Trapeze will publish Hell of a Book by Jason Mott, a "timely and timeless" novel which aims to get to the heart of racism and the hidden costs exacted on Black Americans.
Publisher Emad Akhtar acquired UK and Commonwealth rights, including print, digital and audio, from Sabila Khan on behalf of Dutton/Penguin US. Hell of a Book will publish simultaneously in the US on 10th August 2021 and will be supported by an "innovative" marketing and publicity campaign.
The story will be told in two strands, the first being the book tour of an African-American author who has written Hell of a Book. All he wants is to focus on book sales, and ignore the tragic police shootings on the news, and not rock the boat by answering calls to have an opinion on such matters. But one morning, at a breakfast buffet he takes his seat and opposite him is a young Black boy he recognises. Introducing himself as The Kid, the author realises that nobody else can see the boy but him, and that The Kid wants him to tell his story. The second strand of the narrative tells the story of the boy, and his life growing up in the South.
Akhtar said: "It’s impossible to do justice to this in a short quote. I wanted to underline huge passages, and instantly re-read it. I wanted to tell everyone I knew about it so they could read it and understand. It’s a heart-breaking and mind-expanding journey that encapsulates better than anything I’ve read the absurd experience of being a minority in a country which hates the fact of your existence. This book is funny, filthy, sad, mad, stylish, cynical, hopeful, tragic and everything in-between. It contains poetic rants that will have you punching the air, and some other scenes that are too painful to process.

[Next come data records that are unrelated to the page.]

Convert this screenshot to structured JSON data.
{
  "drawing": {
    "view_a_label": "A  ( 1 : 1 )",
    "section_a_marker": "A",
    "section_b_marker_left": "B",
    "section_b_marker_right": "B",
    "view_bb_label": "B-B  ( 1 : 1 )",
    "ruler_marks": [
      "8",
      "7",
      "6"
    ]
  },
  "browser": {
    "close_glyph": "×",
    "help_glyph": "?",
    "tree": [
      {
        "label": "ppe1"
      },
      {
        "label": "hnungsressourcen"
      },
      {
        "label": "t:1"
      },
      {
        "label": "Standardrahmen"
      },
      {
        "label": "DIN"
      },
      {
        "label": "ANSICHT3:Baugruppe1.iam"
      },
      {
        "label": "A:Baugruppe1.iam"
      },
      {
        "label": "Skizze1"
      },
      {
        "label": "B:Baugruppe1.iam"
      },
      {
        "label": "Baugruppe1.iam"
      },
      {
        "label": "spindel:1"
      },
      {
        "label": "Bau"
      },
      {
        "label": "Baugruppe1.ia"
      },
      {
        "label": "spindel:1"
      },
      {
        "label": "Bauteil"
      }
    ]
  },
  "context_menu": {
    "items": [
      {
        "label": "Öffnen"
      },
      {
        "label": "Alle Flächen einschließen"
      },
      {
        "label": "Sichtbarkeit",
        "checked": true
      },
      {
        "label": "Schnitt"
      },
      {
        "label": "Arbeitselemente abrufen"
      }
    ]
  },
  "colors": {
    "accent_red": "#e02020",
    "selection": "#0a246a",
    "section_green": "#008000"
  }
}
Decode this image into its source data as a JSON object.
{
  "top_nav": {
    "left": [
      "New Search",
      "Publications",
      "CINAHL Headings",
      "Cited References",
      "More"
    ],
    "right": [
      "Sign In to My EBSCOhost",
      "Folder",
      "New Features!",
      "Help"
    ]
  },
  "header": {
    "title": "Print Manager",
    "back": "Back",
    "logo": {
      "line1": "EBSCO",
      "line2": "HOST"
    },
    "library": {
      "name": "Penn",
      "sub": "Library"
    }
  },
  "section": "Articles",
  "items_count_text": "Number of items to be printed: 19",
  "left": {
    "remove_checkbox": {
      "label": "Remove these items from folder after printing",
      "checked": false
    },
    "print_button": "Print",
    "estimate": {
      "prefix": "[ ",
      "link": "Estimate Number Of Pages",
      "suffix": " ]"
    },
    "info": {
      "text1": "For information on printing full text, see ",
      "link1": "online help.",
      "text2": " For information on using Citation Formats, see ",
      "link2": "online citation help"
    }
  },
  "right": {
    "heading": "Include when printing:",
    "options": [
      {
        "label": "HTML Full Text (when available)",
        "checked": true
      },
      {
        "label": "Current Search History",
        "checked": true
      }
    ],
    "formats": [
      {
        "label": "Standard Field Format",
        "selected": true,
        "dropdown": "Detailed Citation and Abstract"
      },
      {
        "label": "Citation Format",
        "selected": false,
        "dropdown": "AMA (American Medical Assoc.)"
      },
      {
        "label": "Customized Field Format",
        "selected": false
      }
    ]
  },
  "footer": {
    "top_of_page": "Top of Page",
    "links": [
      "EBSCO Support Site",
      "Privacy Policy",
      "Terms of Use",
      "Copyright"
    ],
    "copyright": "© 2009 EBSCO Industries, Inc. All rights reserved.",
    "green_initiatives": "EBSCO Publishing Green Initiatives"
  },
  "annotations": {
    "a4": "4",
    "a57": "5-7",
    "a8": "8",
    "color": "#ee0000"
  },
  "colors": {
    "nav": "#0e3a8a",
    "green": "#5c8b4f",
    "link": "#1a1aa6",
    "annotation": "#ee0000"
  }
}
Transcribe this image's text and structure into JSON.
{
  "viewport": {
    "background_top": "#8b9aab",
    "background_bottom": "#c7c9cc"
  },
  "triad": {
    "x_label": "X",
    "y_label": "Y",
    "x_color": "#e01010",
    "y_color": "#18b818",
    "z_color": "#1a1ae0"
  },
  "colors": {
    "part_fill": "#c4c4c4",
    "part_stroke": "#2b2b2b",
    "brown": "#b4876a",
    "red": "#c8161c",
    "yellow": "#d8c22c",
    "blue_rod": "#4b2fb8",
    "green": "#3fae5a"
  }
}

This is a career-defining book that has the power to do for race what Catch-22 did for war. Trust me, you just have to read it."
Mott said: "I can hardly begin to express how excited I am to have this book finally so close to landing in readers' hands. Hell of a Book has probably had the longest journey that any project of mine has ever traveled. It began in pieces: a sentence scribbled on a piece of napkin here, a theme written along the edges of a stray receipt there. In a sense, this book was writing itself long before it ever decided to bring me into its world. And, as strange as it may sound, it wasn't until I was a couple hundred pages in that I really began to understand what I was actually writing. It wasn't until I had a heavy stack of pages that I understood that I wasn't just writing another manuscript, I was, in fact, trying to tell the story of a lifetime of worries, anxieties, and ponderings about my existence as a Black man in America. Had I known ahead of time just how much of my personal story was going to wind up in Hell of a Book – just how much of the fiction was, in its own way, non-fiction – I sometimes think I might have hung up my writing tools and taken up anything else!
"But once I was really down in the trenches of writing this book, I decided to fully commit myself. And that meant not questioning creativity. Often times I write with certain rules in place. Certain walls I build around structure, tone, and narrative that help keep my stories chugging toward 'the right places'. With this novel, I decided to toss the rulebook out the window and, well, just go along for the ride. I let the story build itself in whatever form it wanted. And the result was a book unlike any I had written before. It was, as the expression goes: '...a strange bird'. But I think that strangeness, that reality that it defines for itself and, yes, even the parts of me that I didn't expect to make it into the work ... it is these things that, hopefully, will make this a Hell of a Book for readers."
Mott is the author of The Returned (Mira Books, 2013), The Wonder of All Things (Mira Books, 2015) and The Crossing (Park Row, 2018).